— J.T. Daniels (@JTDaniels7) July 10, 2019
That just because they are the expert in their field doesn’t mean they get their referencing right… would have saved days in archives trying to track files down which were misquoted, mislabelled or simply missing
— Dr Alexander Clarke (@AC_NavalHistory) July 9, 2019
The role of the historian in public life. Which historians could be construed as activists, people in positions of power, etc. Was there a reason why they chose the role that they did?
— Matthew McCleary (@mdmccleary86) July 9, 2019
About how the term “biased” is near useless. I wish I had learned more about theory and history – and how often historians dont talk about the theory be they engage with because they expect you to know it. (And how that’s gatekeeping)
— Dr Samuel McLean (@Canadian_Errant) July 9, 2019
One thing I learned was how to talk about historiographical ideas without saying “this author says” and then “this author says” and how to best weave it into what your original work is.
— Michelle Renee 🍂 (@MichelleHenault) July 10, 2019
That reading outside your research interests is helpful for thinking about theory and methods. As a US historian, I have learned a lot about my craft and approach from non-US historians.
— Erika Kitzmiller (@erikakitzmiller) July 10, 2019
The difference between writing an article vs a chapter. Generally, how the field writes at various lengths.
— Robert Suits (@Robert_Suits) July 9, 2019
Actually read some old ‘outdated’ and ‘wrong’ books. I had to go and read myself what Frederick Jackson Turner, Arthur Schlesinger Jr., Charles Beard, etc said because all I read was what others said about them. Sometimes it was accurate, other times it was unfair caricatures.

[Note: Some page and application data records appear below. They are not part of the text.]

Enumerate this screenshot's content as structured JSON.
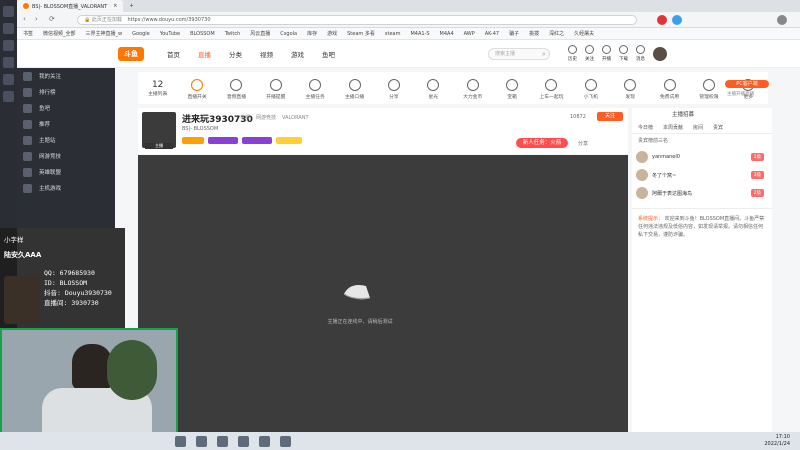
{
  "browser": {
    "tabs": [
      "BS|- BLOSSOM直播_VALORANT",
      ""
    ],
    "url": "https://www.douyu.com/3930730",
    "url_prefix": "此页正在加载",
    "bookmarks": [
      "书签",
      "微信视频_全部",
      "三界主神直播_w",
      "Google",
      "YouTube",
      "BLOSSOM",
      "Twitch",
      "风云直播",
      "Csgola",
      "库存",
      "游戏",
      "Steam 多看",
      "steam",
      "M4A1-S",
      "M4A4",
      "AWP",
      "AK-47",
      "骗子",
      "挑拨",
      "深红之",
      "久经屠夫"
    ]
  },
  "nav": {
    "logo": "斗鱼",
    "links": [
      "首页",
      "直播",
      "分类",
      "视频",
      "游戏",
      "鱼吧"
    ],
    "active": "直播",
    "search_placeholder": "搜索主播",
    "user_icons": [
      "历史",
      "关注",
      "开播",
      "下载",
      "消息"
    ]
  },
  "sidebar": {
    "items": [
      {
        "label": "我的关注"
      },
      {
        "label": "排行榜"
      },
      {
        "label": "鱼吧"
      },
      {
        "label": "推荐"
      },
      {
        "label": "主题站"
      },
      {
        "label": "网游竞技"
      },
      {
        "label": "英雄联盟"
      },
      {
        "label": "主机游戏"
      }
    ]
  },
  "toolbar": {
    "count": "12",
    "count_label": "主播列表",
    "items": [
      "直播开关",
      "音频直播",
      "开播提醒",
      "主播任务",
      "主播口播",
      "分享",
      "星光",
      "大力金币",
      "宝箱",
      "上车一起玩",
      "小飞机",
      "发现",
      "免费试用",
      "管理权限",
      "更多"
    ],
    "pc_client": "PC客户端",
    "pc_client_sub": "主播开播直播"
  },
  "streamer": {
    "name": "进来玩3930730",
    "tags": [
      "举报",
      "网游竞技",
      "VALORANT"
    ],
    "sub": "BS|- BLOSSOM",
    "room_label": "房间",
    "fans": "10872",
    "follow": "关注",
    "task": "新人任务：火箭",
    "share": "分享",
    "badge_label": "主播"
  },
  "video": {
    "status": "主播正在连线中，请稍后测试"
  },
  "right_panel": {
    "header": "主播招募",
    "tabs": [
      "今日榜",
      "本周贡献",
      "房间",
      "贵宾"
    ],
    "rank_title": "贵宾榜前三名",
    "ranks": [
      {
        "name": "yanmanel0",
        "badge": "1级",
        "color": "#ff6a6a"
      },
      {
        "name": "冬了个窝~",
        "badge": "3级",
        "color": "#ff6a6a"
      },
      {
        "name": "阿爾于表达图海鸟",
        "badge": "2级",
        "color": "#ff6a6a"
      }
    ],
    "notice_label": "系统提示：",
    "notice": "欢迎来到斗鱼！BLOSSOM直播间。斗鱼严禁任何违法违规及低俗内容，如发现请举报。请勿相信任何私下交易，谨防诈骗。"
  },
  "overlay": {
    "line1": "小字样",
    "line2": "陆安久AAA",
    "info": [
      "QQ: 679685930",
      "ID: BLOSSOM",
      "抖音: Douyu3930730",
      "直播间: 3930730"
    ]
  },
  "taskbar": {
    "time": "17:10",
    "date": "2022/1/24"
  },
  "colors": {
    "accent": "#ff7700",
    "sidebar": "#2b2e35",
    "video": "#3c3c3c"
  }
}
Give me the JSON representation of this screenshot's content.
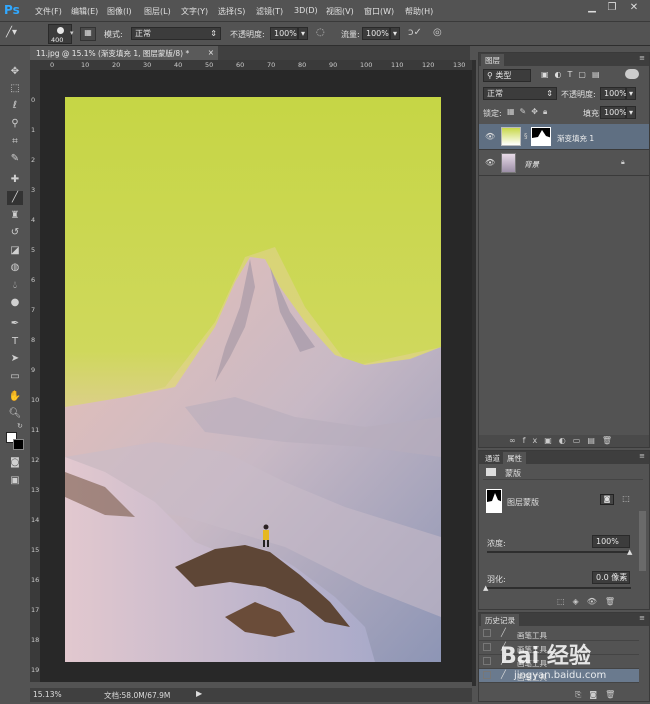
{
  "app": {
    "logo": "Ps"
  },
  "menubar": {
    "items": [
      "文件(F)",
      "编辑(E)",
      "图像(I)",
      "图层(L)",
      "文字(Y)",
      "选择(S)",
      "滤镜(T)",
      "3D(D)",
      "视图(V)",
      "窗口(W)",
      "帮助(H)"
    ],
    "window_controls": [
      "minimize-icon",
      "restore-icon",
      "close-icon"
    ]
  },
  "options": {
    "brush_size": "400",
    "mode_label": "模式:",
    "mode_value": "正常",
    "opacity_label": "不透明度:",
    "opacity_value": "100%",
    "flow_label": "流量:",
    "flow_value": "100%"
  },
  "document": {
    "tab_title": "11.jpg @ 15.1% (渐变填充 1, 图层蒙版/8) *",
    "ruler_top": [
      "0",
      "10",
      "20",
      "30",
      "40",
      "50",
      "60",
      "70",
      "80",
      "90",
      "100",
      "110",
      "120",
      "130"
    ],
    "ruler_left": [
      "0",
      "1",
      "2",
      "3",
      "4",
      "5",
      "6",
      "7",
      "8",
      "9",
      "10",
      "11",
      "12",
      "13",
      "14",
      "15",
      "16",
      "17",
      "18",
      "19"
    ],
    "zoom": "15.13%",
    "doc_size": "文档:58.0M/67.9M"
  },
  "layers_panel": {
    "tab": "图层",
    "filter_kind": "类型",
    "blend_mode": "正常",
    "opacity_label": "不透明度:",
    "opacity_value": "100%",
    "lock_label": "锁定:",
    "fill_label": "填充:",
    "fill_value": "100%",
    "layers": [
      {
        "name": "渐变填充 1",
        "selected": true
      },
      {
        "name": "背景",
        "selected": false
      }
    ]
  },
  "properties_panel": {
    "tabs": [
      "通道",
      "属性"
    ],
    "header": "蒙版",
    "mask_type": "图层蒙版",
    "density_label": "浓度:",
    "density_value": "100%",
    "density_level": 1.0,
    "feather_label": "羽化:",
    "feather_value": "0.0 像素",
    "feather_level": 0.0
  },
  "history_panel": {
    "tab": "历史记录",
    "items": [
      "画笔工具",
      "画笔工具",
      "画笔工具",
      "画笔工具"
    ]
  },
  "watermark": {
    "text": "Bai 经验",
    "url": "jingyan.baidu.com"
  },
  "colors": {
    "ui_bg": "#535353",
    "ui_dark": "#3a3a3a",
    "selected_row": "#5f6f82",
    "ps_blue": "#31a8ff",
    "gradient_top": "#c8d84a",
    "gradient_mid": "#e6c2aa",
    "gradient_bottom": "#9aa0c0"
  }
}
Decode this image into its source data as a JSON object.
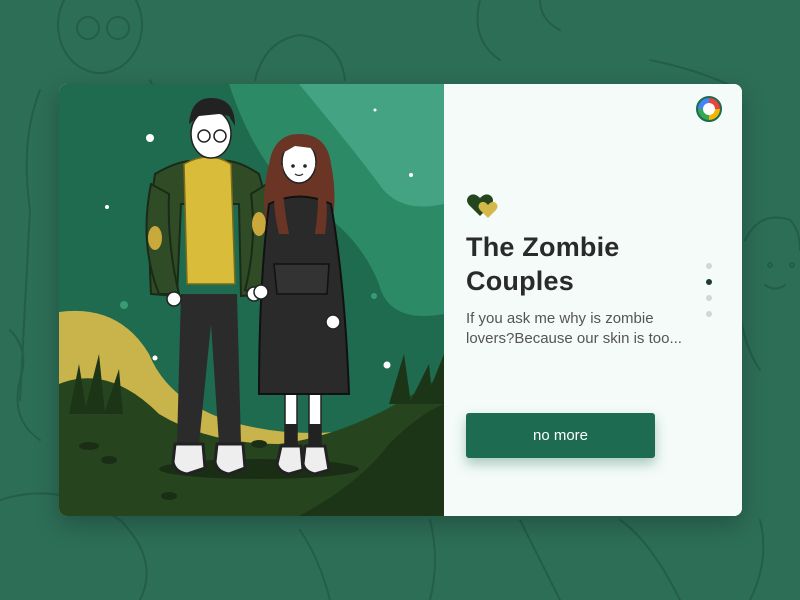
{
  "card": {
    "title": "The Zombie\nCouples",
    "description": "If you ask me why is zombie lovers?Because our skin is too...",
    "button_label": "no more",
    "pagination": {
      "total": 4,
      "active_index": 1
    }
  },
  "colors": {
    "background": "#2d6e57",
    "illustration_bg": "#1e6b50",
    "accent_green": "#1d6b50",
    "accent_yellow": "#d4b94a",
    "heart_dark": "#24461f"
  },
  "icons": {
    "badge": "app-logo-icon",
    "hearts": "hearts-icon"
  }
}
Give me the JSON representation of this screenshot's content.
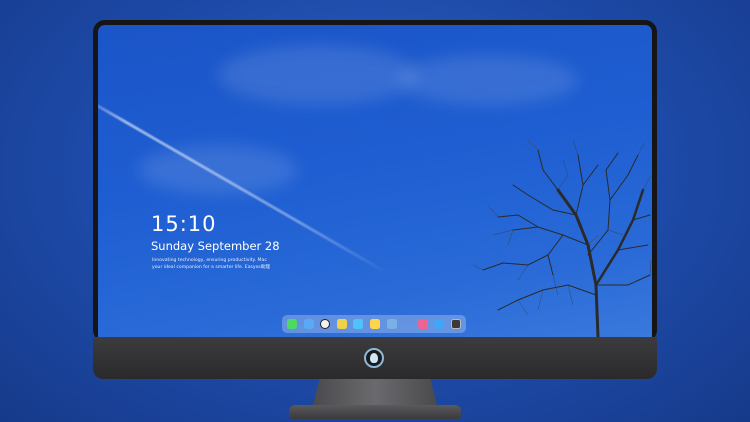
{
  "lock_screen": {
    "time": "15:10",
    "date": "Sunday September 28",
    "tagline_line1": "Innovating technology, ensuring productivity. Mac",
    "tagline_line2": "your ideal companion for a smarter life. Easyos助理"
  },
  "dock": {
    "apps": [
      {
        "name": "messages-icon",
        "color": "#4cd964"
      },
      {
        "name": "finder-icon",
        "color": "#5aa9f5"
      },
      {
        "name": "clock-icon",
        "color": "#f2f2f2"
      },
      {
        "name": "notes-icon",
        "color": "#f0d24a"
      },
      {
        "name": "video-app-icon",
        "color": "#4fc3f7"
      },
      {
        "name": "stickies-icon",
        "color": "#ffd54a"
      },
      {
        "name": "photos-icon",
        "color": "#7ab0e8"
      },
      {
        "name": "music-icon",
        "color": "#f06292"
      },
      {
        "name": "app-store-icon",
        "color": "#42a5f5"
      },
      {
        "name": "terminal-icon",
        "color": "#3a3a3a"
      }
    ]
  },
  "colors": {
    "wallpaper_sky": "#1e5ed2",
    "bezel": "#151515",
    "chin": "#3c3c3f"
  }
}
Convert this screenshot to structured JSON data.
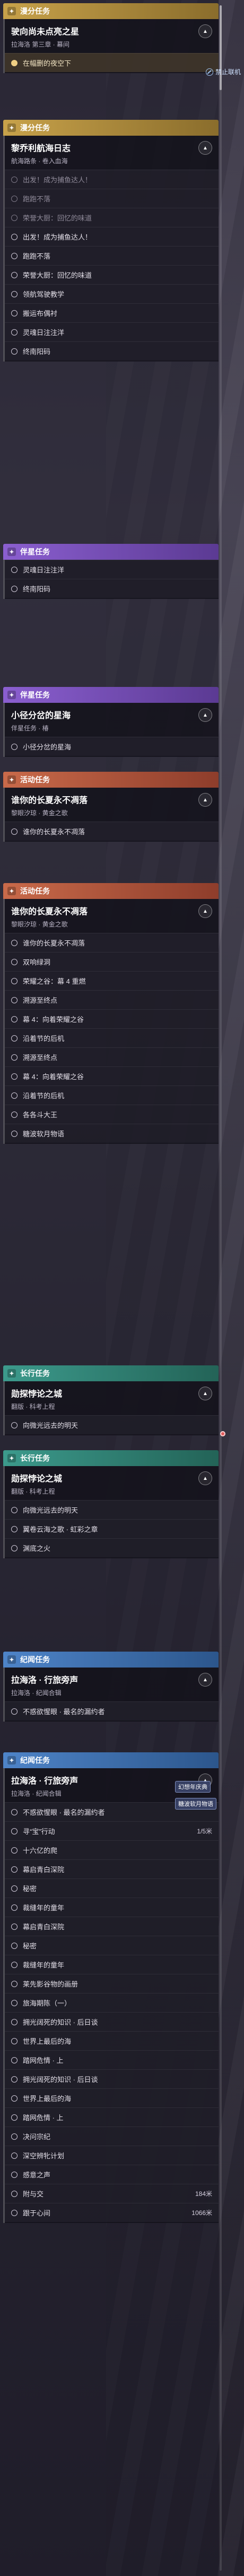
{
  "groups": [
    {
      "id": "g1",
      "color": "gold",
      "header": "漫分任务",
      "icon": "star-icon",
      "quests": [
        {
          "title": "驶向尚未点亮之星",
          "sub": "拉海洛 第三章 · 幕间",
          "steps": [
            {
              "text": "在幅删的夜空下",
              "state": "active"
            }
          ]
        }
      ]
    },
    {
      "id": "g2",
      "color": "gold",
      "header": "漫分任务",
      "icon": "star-icon",
      "quests": [
        {
          "title": "黎乔利航海日志",
          "sub": "航海路条 · 卷入血海",
          "steps": [
            {
              "text": "出发！成为捕鱼达人！",
              "state": "done"
            },
            {
              "text": "跑跑不落",
              "state": "done"
            },
            {
              "text": "荣誉大厨：回忆的味道",
              "state": "done"
            },
            {
              "text": "出发！成为捕鱼达人！",
              "state": "todo"
            },
            {
              "text": "跑跑不落",
              "state": "todo"
            },
            {
              "text": "荣誉大厨：回忆的味道",
              "state": "todo"
            },
            {
              "text": "领航驾驶教学",
              "state": "todo"
            },
            {
              "text": "搬运布偶衬",
              "state": "todo"
            },
            {
              "text": "灵魂日注注洋",
              "state": "todo"
            },
            {
              "text": "终南阳码",
              "state": "todo"
            }
          ]
        }
      ]
    },
    {
      "id": "g3",
      "color": "purple",
      "header": "伴星任务",
      "icon": "star-icon",
      "quests": [
        {
          "title": "",
          "sub": "",
          "steps": [
            {
              "text": "灵魂日注注洋",
              "state": "todo"
            },
            {
              "text": "终南阳码",
              "state": "todo"
            }
          ]
        }
      ]
    },
    {
      "id": "g4",
      "color": "purple",
      "header": "伴星任务",
      "icon": "star-icon",
      "quests": [
        {
          "title": "小径分岔的星海",
          "sub": "伴星任务 · 椿",
          "steps": [
            {
              "text": "小径分岔的星海",
              "state": "todo"
            }
          ]
        }
      ]
    },
    {
      "id": "g5",
      "color": "red",
      "header": "活动任务",
      "icon": "star-icon",
      "quests": [
        {
          "title": "谁你的长夏永不凋落",
          "sub": "黎眼汐琼 · 黄金之歌",
          "steps": [
            {
              "text": "谁你的长夏永不凋落",
              "state": "todo"
            }
          ]
        }
      ]
    },
    {
      "id": "g6",
      "color": "red",
      "header": "活动任务",
      "icon": "star-icon",
      "quests": [
        {
          "title": "谁你的长夏永不凋落",
          "sub": "黎眼汐琼 · 黄金之歌",
          "steps": [
            {
              "text": "谁你的长夏永不凋落",
              "state": "todo"
            },
            {
              "text": "双响绿洞",
              "state": "todo"
            },
            {
              "text": "荣耀之谷：幕 4 重燃",
              "state": "todo"
            },
            {
              "text": "溯源至终点",
              "state": "todo"
            },
            {
              "text": "幕 4：向着荣耀之谷",
              "state": "todo"
            },
            {
              "text": "沿着节的后机",
              "state": "todo"
            },
            {
              "text": "溯源至终点",
              "state": "todo"
            },
            {
              "text": "幕 4：向着荣耀之谷",
              "state": "todo"
            },
            {
              "text": "沿着节的后机",
              "state": "todo"
            },
            {
              "text": "各各斗大王",
              "state": "todo"
            },
            {
              "text": "糖波软月物语",
              "state": "todo"
            }
          ]
        }
      ]
    },
    {
      "id": "g7",
      "color": "teal",
      "header": "长行任务",
      "icon": "star-icon",
      "quests": [
        {
          "title": "勋探悖论之城",
          "sub": "翻版 · 科考上程",
          "steps": [
            {
              "text": "向微光远去的明天",
              "state": "todo"
            }
          ]
        }
      ]
    },
    {
      "id": "g8",
      "color": "teal",
      "header": "长行任务",
      "icon": "star-icon",
      "quests": [
        {
          "title": "勋探悖论之城",
          "sub": "翻版 · 科考上程",
          "steps": [
            {
              "text": "向微光远去的明天",
              "state": "todo"
            },
            {
              "text": "翼卷云海之歌 · 虹彩之章",
              "state": "todo"
            },
            {
              "text": "渊底之火",
              "state": "todo"
            }
          ]
        }
      ]
    },
    {
      "id": "g9",
      "color": "blue",
      "header": "纪闻任务",
      "icon": "star-icon",
      "quests": [
        {
          "title": "拉海洛 · 行旅旁声",
          "sub": "拉海洛 · 纪闻合辑",
          "steps": [
            {
              "text": "不惑欲惺眼 · 最名的漏约者",
              "state": "todo"
            }
          ]
        }
      ]
    },
    {
      "id": "g10",
      "color": "blue",
      "header": "纪闻任务",
      "icon": "star-icon",
      "quests": [
        {
          "title": "拉海洛 · 行旅旁声",
          "sub": "拉海洛 · 纪闻合辑",
          "steps": [
            {
              "text": "不惑欲惺眼 · 最名的漏约者",
              "state": "todo"
            },
            {
              "text": "寻“宝”行动",
              "state": "todo",
              "num": "1/5米"
            },
            {
              "text": "十六亿的爬",
              "state": "todo"
            },
            {
              "text": "幕启青白深院",
              "state": "todo"
            },
            {
              "text": "秘密",
              "state": "todo"
            },
            {
              "text": "裁缝年的童年",
              "state": "todo"
            },
            {
              "text": "幕启青白深院",
              "state": "todo"
            },
            {
              "text": "秘密",
              "state": "todo"
            },
            {
              "text": "裁缝年的童年",
              "state": "todo"
            },
            {
              "text": "莱先影谷物的画册",
              "state": "todo"
            },
            {
              "text": "旅海期陈（一）",
              "state": "todo"
            },
            {
              "text": "拥光阔死的知识 · 后日谈",
              "state": "todo"
            },
            {
              "text": "世界上最后的海",
              "state": "todo"
            },
            {
              "text": "踏网危情 · 上",
              "state": "todo"
            },
            {
              "text": "拥光阔死的知识 · 后日谈",
              "state": "todo"
            },
            {
              "text": "世界上最后的海",
              "state": "todo"
            },
            {
              "text": "踏网危情 · 上",
              "state": "todo"
            },
            {
              "text": "决问宗纪",
              "state": "todo"
            },
            {
              "text": "深空辨牝计划",
              "state": "todo"
            },
            {
              "text": "感意之声",
              "state": "todo"
            },
            {
              "text": "附与交",
              "state": "todo",
              "num": "184米"
            },
            {
              "text": "跟于心间",
              "state": "todo",
              "num": "1066米"
            }
          ]
        }
      ]
    }
  ],
  "floating": {
    "forbid_label": "禁止联机",
    "badge_1": "幻想年庆典",
    "badge_2": "糖波软月物语"
  }
}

— Daniel N. Gullotta (@DanielGullotta) July 10, 2019
Break down of theories/theoretical framework that the author mentions in the introduction (see Ian MacKay “Quest of the Folk” intro). I’d never encountered theoretical framework in history & it was beyond intimidating to deal with
— Sarah Hart (@SarahH014) July 10, 2019
The methodology behind archival research… I feel like you’re left to figure that all out yourself, which could potentially have disastrous results.
— Miles Wilkerson (@mm_wilkerson) July 10, 2019
The politics behind historiographic trends. An example would be looking at Du Bois, Black Reconstruction as an example of black resistance to white dominated historiography. Congrats and Good Luck!
— Bob Williams (@aBobtheBob) July 10, 2019